(Beginning of Data supplied)

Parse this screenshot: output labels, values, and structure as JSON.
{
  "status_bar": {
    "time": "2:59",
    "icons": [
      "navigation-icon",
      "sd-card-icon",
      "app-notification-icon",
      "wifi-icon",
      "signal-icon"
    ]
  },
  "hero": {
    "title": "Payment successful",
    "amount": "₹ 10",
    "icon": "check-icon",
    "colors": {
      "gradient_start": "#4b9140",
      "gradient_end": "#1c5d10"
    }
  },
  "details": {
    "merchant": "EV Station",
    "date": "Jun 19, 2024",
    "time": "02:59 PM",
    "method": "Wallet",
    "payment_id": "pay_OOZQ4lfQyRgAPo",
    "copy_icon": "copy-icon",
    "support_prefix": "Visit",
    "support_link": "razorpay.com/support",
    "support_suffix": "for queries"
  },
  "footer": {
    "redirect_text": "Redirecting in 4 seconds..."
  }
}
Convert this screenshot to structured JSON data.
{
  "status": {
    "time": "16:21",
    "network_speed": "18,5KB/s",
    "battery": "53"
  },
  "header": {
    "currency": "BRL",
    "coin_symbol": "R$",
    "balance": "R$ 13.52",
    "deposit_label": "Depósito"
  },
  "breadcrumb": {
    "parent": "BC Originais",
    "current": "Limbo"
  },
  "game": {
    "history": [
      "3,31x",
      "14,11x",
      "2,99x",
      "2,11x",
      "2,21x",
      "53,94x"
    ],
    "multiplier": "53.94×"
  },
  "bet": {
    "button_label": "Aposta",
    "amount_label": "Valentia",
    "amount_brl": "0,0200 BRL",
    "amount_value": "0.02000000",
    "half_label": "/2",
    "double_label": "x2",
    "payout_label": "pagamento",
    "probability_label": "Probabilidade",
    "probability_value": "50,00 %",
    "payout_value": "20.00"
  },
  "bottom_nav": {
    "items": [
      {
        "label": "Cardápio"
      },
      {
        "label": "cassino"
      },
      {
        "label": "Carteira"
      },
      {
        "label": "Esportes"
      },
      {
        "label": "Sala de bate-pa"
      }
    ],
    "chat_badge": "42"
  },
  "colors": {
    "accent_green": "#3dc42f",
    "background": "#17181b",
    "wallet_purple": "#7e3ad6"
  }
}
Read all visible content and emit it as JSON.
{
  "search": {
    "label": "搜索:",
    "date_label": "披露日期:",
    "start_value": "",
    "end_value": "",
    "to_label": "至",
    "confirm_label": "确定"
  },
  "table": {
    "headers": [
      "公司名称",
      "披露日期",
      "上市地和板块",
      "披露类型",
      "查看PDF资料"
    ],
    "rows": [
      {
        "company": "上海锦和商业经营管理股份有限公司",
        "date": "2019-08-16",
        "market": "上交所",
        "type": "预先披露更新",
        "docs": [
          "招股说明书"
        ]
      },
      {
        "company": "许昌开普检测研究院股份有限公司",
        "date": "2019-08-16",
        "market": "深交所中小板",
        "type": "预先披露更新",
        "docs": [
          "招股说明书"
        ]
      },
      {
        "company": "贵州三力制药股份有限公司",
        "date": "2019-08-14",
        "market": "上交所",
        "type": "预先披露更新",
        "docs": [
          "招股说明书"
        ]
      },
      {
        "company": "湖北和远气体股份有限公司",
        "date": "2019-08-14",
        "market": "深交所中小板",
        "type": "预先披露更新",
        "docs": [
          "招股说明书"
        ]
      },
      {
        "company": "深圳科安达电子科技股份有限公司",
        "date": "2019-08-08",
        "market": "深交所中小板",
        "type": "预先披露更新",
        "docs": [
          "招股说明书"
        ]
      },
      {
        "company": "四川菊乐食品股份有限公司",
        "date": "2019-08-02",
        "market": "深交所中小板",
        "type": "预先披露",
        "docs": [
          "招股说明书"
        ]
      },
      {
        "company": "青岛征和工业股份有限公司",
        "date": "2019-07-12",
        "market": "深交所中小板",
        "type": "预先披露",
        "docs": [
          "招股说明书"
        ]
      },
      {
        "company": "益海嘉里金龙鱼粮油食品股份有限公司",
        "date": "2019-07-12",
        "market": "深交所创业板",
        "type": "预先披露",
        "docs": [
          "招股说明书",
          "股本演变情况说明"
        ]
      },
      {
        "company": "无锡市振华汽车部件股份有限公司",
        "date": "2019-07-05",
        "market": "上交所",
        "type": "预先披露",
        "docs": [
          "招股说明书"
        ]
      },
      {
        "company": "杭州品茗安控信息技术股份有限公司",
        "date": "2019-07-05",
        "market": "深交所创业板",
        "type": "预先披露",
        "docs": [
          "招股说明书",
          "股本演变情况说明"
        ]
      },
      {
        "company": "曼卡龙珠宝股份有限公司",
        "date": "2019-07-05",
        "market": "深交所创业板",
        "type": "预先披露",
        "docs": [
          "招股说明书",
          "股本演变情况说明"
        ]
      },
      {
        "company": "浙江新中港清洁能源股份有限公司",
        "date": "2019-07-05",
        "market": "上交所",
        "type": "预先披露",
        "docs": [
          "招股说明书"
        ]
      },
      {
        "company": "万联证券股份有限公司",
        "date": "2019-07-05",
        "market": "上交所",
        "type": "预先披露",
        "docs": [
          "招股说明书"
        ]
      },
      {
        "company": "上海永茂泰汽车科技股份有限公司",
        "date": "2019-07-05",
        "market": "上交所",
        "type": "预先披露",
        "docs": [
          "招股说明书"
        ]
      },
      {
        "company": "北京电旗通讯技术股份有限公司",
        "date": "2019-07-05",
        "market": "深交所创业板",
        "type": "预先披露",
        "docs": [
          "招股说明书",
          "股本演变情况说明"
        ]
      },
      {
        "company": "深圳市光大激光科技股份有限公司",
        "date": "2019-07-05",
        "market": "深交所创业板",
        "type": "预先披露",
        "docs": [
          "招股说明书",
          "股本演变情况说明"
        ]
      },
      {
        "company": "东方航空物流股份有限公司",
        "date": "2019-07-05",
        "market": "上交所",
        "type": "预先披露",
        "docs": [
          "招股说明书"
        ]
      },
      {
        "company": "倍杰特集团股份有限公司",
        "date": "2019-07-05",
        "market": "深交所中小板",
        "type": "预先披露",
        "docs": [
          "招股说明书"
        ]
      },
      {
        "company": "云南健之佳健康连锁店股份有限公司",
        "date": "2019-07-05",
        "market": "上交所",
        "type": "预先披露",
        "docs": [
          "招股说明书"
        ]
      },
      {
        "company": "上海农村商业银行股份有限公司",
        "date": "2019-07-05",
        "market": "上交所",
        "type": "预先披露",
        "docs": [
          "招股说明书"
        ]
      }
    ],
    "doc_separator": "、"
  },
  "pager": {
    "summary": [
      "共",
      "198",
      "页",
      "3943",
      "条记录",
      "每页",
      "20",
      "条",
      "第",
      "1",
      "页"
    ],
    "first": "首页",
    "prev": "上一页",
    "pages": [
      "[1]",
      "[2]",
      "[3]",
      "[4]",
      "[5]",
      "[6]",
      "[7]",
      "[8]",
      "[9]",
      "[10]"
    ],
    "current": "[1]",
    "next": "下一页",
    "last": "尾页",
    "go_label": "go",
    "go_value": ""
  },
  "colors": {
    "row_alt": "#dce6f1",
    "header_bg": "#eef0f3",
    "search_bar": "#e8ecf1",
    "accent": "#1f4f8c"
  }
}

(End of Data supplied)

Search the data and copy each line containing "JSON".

Parse this screenshot: output labels, values, and structure as JSON.
Convert this screenshot to structured JSON data.
Read all visible content and emit it as JSON.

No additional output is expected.